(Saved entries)

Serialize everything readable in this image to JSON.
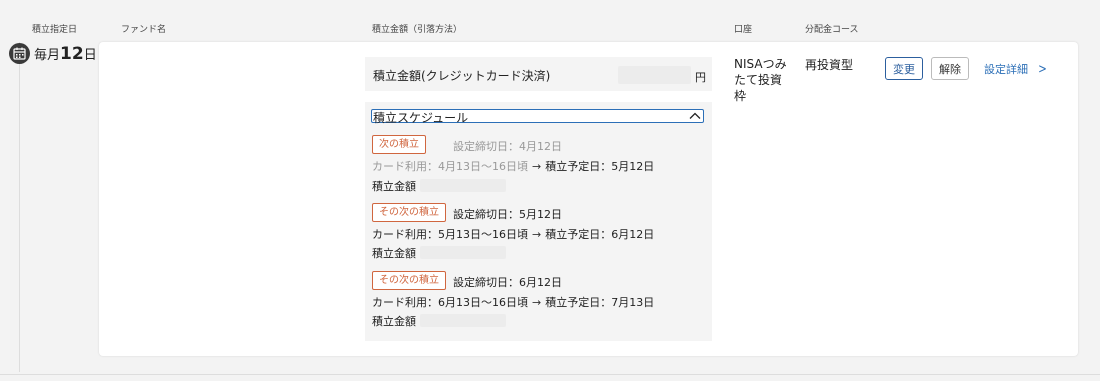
{
  "headers": {
    "date": "積立指定日",
    "fund": "ファンド名",
    "amount": "積立金額（引落方法）",
    "account": "口座",
    "distribution": "分配金コース"
  },
  "row": {
    "day_prefix": "毎月",
    "day_number": "12",
    "day_suffix": "日",
    "amount_label": "積立金額(クレジットカード決済)",
    "amount_unit": "円",
    "schedule_toggle": "積立スケジュール",
    "schedule": [
      {
        "badge": "次の積立",
        "deadline": "設定締切日：4月12日",
        "card_usage": "カード利用：4月13日〜16日頃",
        "planned": "積立予定日：5月12日",
        "amount_label": "積立金額",
        "muted": true
      },
      {
        "badge": "その次の積立",
        "deadline": "設定締切日：5月12日",
        "card_usage": "カード利用：5月13日〜16日頃",
        "planned": "積立予定日：6月12日",
        "amount_label": "積立金額",
        "muted": false
      },
      {
        "badge": "その次の積立",
        "deadline": "設定締切日：6月12日",
        "card_usage": "カード利用：6月13日〜16日頃",
        "planned": "積立予定日：7月13日",
        "amount_label": "積立金額",
        "muted": false
      }
    ],
    "account": "NISAつみたて投資枠",
    "distribution": "再投資型",
    "change_button": "変更",
    "cancel_button": "解除",
    "detail_link": "設定詳細"
  },
  "colors": {
    "accent": "#2c6fb7",
    "badge": "#d0663f"
  },
  "icons": {
    "calendar": "calendar-icon",
    "arrow": "arrow-right-icon",
    "chevron_up": "chevron-up-icon",
    "chevron_right": "chevron-right-icon"
  }
}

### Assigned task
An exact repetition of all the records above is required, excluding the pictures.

### Task response
Serialize everything readable in this image to JSON.
{
  "headers": {
    "date": "積立指定日",
    "fund": "ファンド名",
    "amount": "積立金額（引落方法）",
    "account": "口座",
    "distribution": "分配金コース"
  },
  "row": {
    "day_prefix": "毎月",
    "day_number": "12",
    "day_suffix": "日",
    "amount_label": "積立金額(クレジットカード決済)",
    "amount_unit": "円",
    "schedule_toggle": "積立スケジュール",
    "schedule": [
      {
        "badge": "次の積立",
        "deadline": "設定締切日：4月12日",
        "card_usage": "カード利用：4月13日〜16日頃",
        "planned": "積立予定日：5月12日",
        "amount_label": "積立金額",
        "muted": true
      },
      {
        "badge": "その次の積立",
        "deadline": "設定締切日：5月12日",
        "card_usage": "カード利用：5月13日〜16日頃",
        "planned": "積立予定日：6月12日",
        "amount_label": "積立金額",
        "muted": false
      },
      {
        "badge": "その次の積立",
        "deadline": "設定締切日：6月12日",
        "card_usage": "カード利用：6月13日〜16日頃",
        "planned": "積立予定日：7月13日",
        "amount_label": "積立金額",
        "muted": false
      }
    ],
    "account": "NISAつみたて投資枠",
    "distribution": "再投資型",
    "change_button": "変更",
    "cancel_button": "解除",
    "detail_link": "設定詳細"
  },
  "colors": {
    "accent": "#2c6fb7",
    "badge": "#d0663f"
  },
  "icons": {
    "calendar": "calendar-icon",
    "arrow": "arrow-right-icon",
    "chevron_up": "chevron-up-icon",
    "chevron_right": "chevron-right-icon"
  }
}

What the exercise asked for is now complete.